▸ GOAL OF THE EXERCISE
Using the listing beneath this task, count the lines with the word "frequencies" and write only the result.

▸ RECORD SET
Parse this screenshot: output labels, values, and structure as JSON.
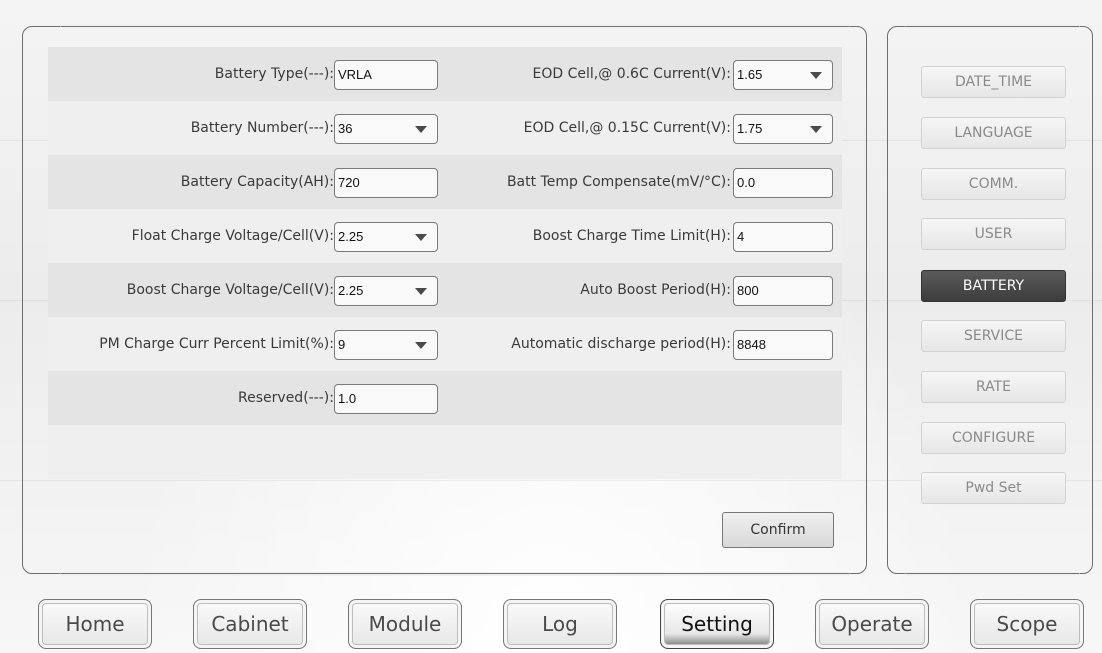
{
  "form": {
    "rows": [
      {
        "left": {
          "label": "Battery Type(---):",
          "value": "VRLA"
        },
        "right": {
          "label": "EOD Cell,@ 0.6C Current(V):",
          "value": "1.65"
        }
      },
      {
        "left": {
          "label": "Battery Number(---):",
          "value": "36"
        },
        "right": {
          "label": "EOD Cell,@ 0.15C Current(V):",
          "value": "1.75"
        }
      },
      {
        "left": {
          "label": "Battery Capacity(AH):",
          "value": "720"
        },
        "right": {
          "label": "Batt Temp Compensate(mV/°C):",
          "value": "0.0"
        }
      },
      {
        "left": {
          "label": "Float Charge Voltage/Cell(V):",
          "value": "2.25"
        },
        "right": {
          "label": "Boost Charge Time Limit(H):",
          "value": "4"
        }
      },
      {
        "left": {
          "label": "Boost Charge Voltage/Cell(V):",
          "value": "2.25"
        },
        "right": {
          "label": "Auto Boost Period(H):",
          "value": "800"
        }
      },
      {
        "left": {
          "label": "PM Charge Curr Percent Limit(%):",
          "value": "9"
        },
        "right": {
          "label": "Automatic discharge period(H):",
          "value": "8848"
        }
      },
      {
        "left": {
          "label": "Reserved(---):",
          "value": "1.0"
        }
      }
    ],
    "confirm_label": "Confirm"
  },
  "side_menu": {
    "items": [
      "DATE_TIME",
      "LANGUAGE",
      "COMM.",
      "USER",
      "BATTERY",
      "SERVICE",
      "RATE",
      "CONFIGURE",
      "Pwd Set"
    ],
    "active": "BATTERY"
  },
  "bottom_nav": {
    "items": [
      "Home",
      "Cabinet",
      "Module",
      "Log",
      "Setting",
      "Operate",
      "Scope"
    ],
    "active": "Setting"
  },
  "icons": {
    "dropdown": "chevron-down-icon"
  },
  "colors": {
    "active_side": "#3d3d3d",
    "active_side_text": "#ffffff"
  }
}
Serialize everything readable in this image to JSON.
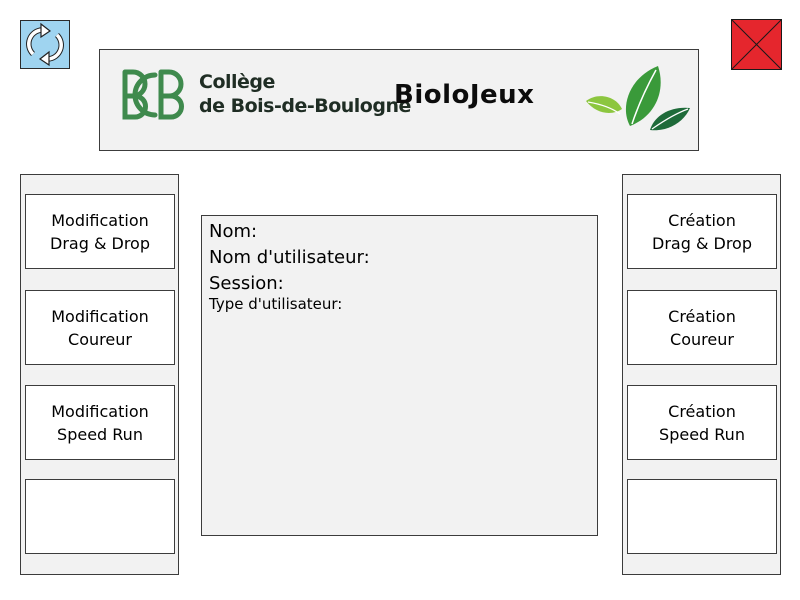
{
  "header": {
    "college_line1": "Collège",
    "college_line2": "de Bois-de-Boulogne",
    "app_title": "BioloJeux",
    "logo_initials": "BCB"
  },
  "toolbar": {
    "refresh_icon": "refresh-icon",
    "close_icon": "close-icon",
    "close_color": "#e5262d",
    "refresh_color": "#9fd4f0"
  },
  "left_panel": {
    "buttons": [
      {
        "line1": "Modification",
        "line2": "Drag & Drop"
      },
      {
        "line1": "Modification",
        "line2": "Coureur"
      },
      {
        "line1": "Modification",
        "line2": "Speed Run"
      },
      {
        "line1": "",
        "line2": ""
      }
    ]
  },
  "right_panel": {
    "buttons": [
      {
        "line1": "Création",
        "line2": "Drag & Drop"
      },
      {
        "line1": "Création",
        "line2": "Coureur"
      },
      {
        "line1": "Création",
        "line2": "Speed Run"
      },
      {
        "line1": "",
        "line2": ""
      }
    ]
  },
  "profile": {
    "name_label": "Nom:",
    "username_label": "Nom d'utilisateur:",
    "session_label": "Session:",
    "user_type_label": "Type d'utilisateur:"
  },
  "colors": {
    "logo_green": "#3f8a4d",
    "leaf_light": "#8cc63f",
    "leaf_mid": "#3a9a3a",
    "leaf_dark": "#1f6b3a"
  }
}
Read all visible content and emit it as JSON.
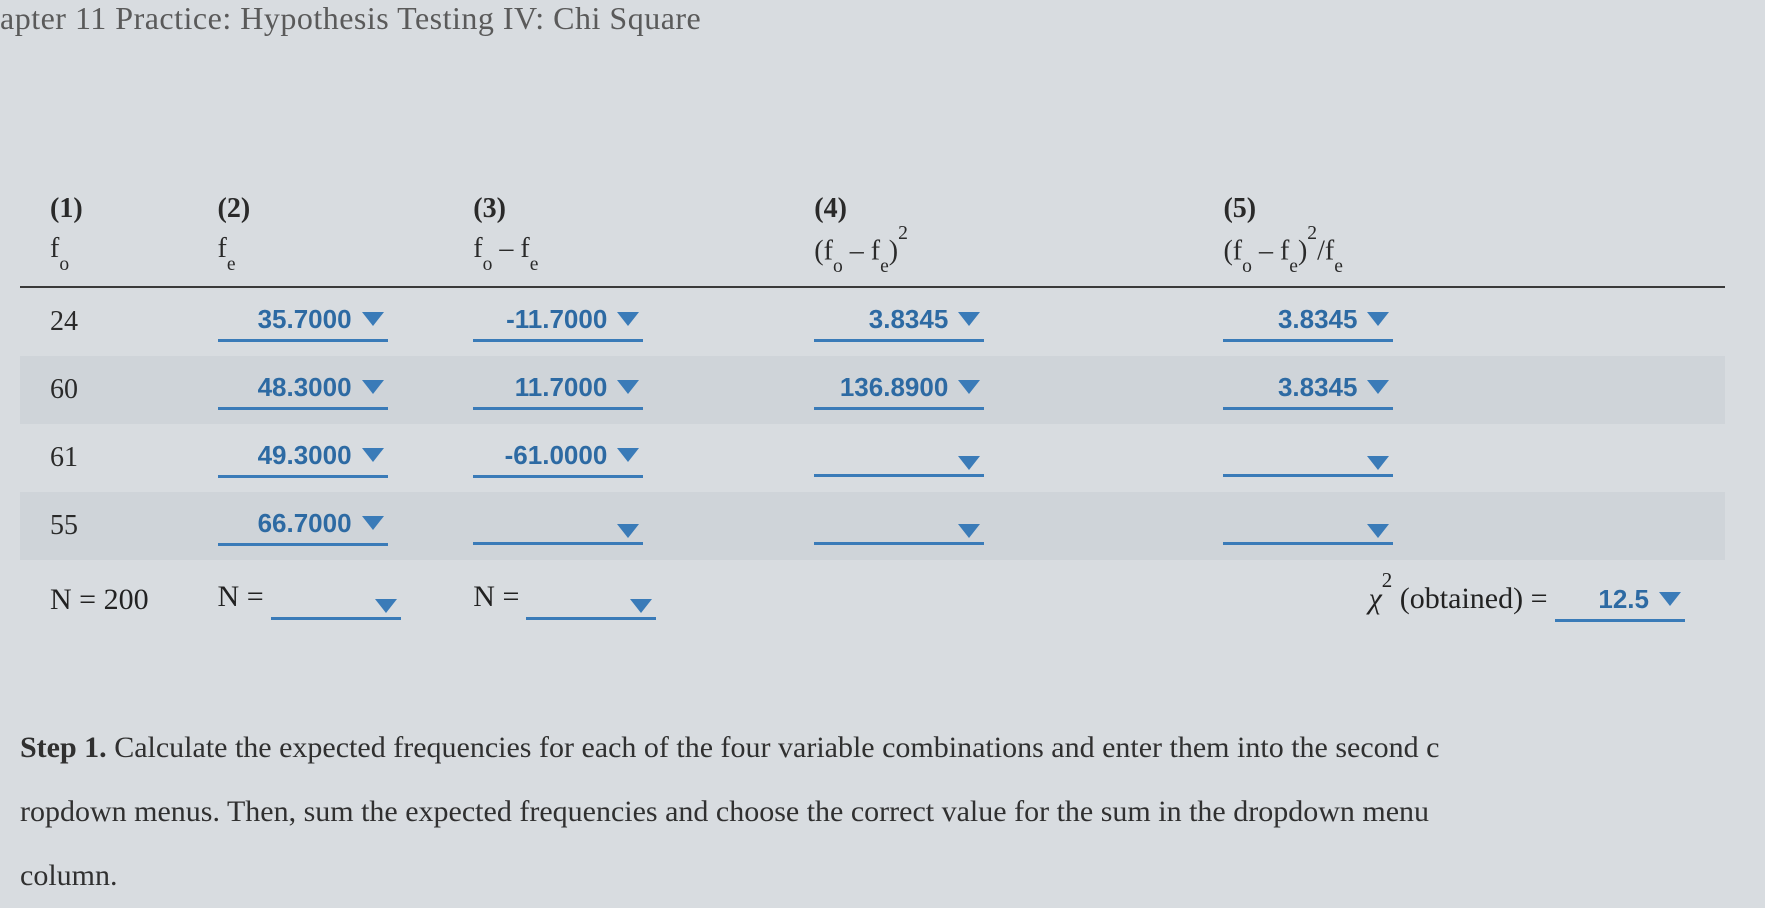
{
  "page_title": "apter 11 Practice: Hypothesis Testing IV: Chi Square",
  "table": {
    "headers": [
      {
        "num": "(1)",
        "label_html": "f_o"
      },
      {
        "num": "(2)",
        "label_html": "f_e"
      },
      {
        "num": "(3)",
        "label_html": "f_o - f_e"
      },
      {
        "num": "(4)",
        "label_html": "(f_o - f_e)^2"
      },
      {
        "num": "(5)",
        "label_html": "(f_o - f_e)^2 / f_e"
      }
    ],
    "rows": [
      {
        "fo": "24",
        "fe": "35.7000",
        "diff": "-11.7000",
        "sq": "3.8345",
        "ratio": "3.8345"
      },
      {
        "fo": "60",
        "fe": "48.3000",
        "diff": "11.7000",
        "sq": "136.8900",
        "ratio": "3.8345"
      },
      {
        "fo": "61",
        "fe": "49.3000",
        "diff": "-61.0000",
        "sq": "",
        "ratio": ""
      },
      {
        "fo": "55",
        "fe": "66.7000",
        "diff": "",
        "sq": "",
        "ratio": ""
      }
    ],
    "totals": {
      "n_fo": "N = 200",
      "n_fe_label": "N =",
      "n_fe_value": "",
      "n_diff_label": "N =",
      "n_diff_value": "",
      "chi_label": "χ² (obtained) =",
      "chi_value": "12.5"
    }
  },
  "instructions": {
    "step_label": "Step 1.",
    "line1": " Calculate the expected frequencies for each of the four variable combinations and enter them into the second c",
    "line2": "ropdown menus. Then, sum the expected frequencies and choose the correct value for the sum in the dropdown menu",
    "line3": " column."
  }
}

▸ WRITTEN ANSWER
2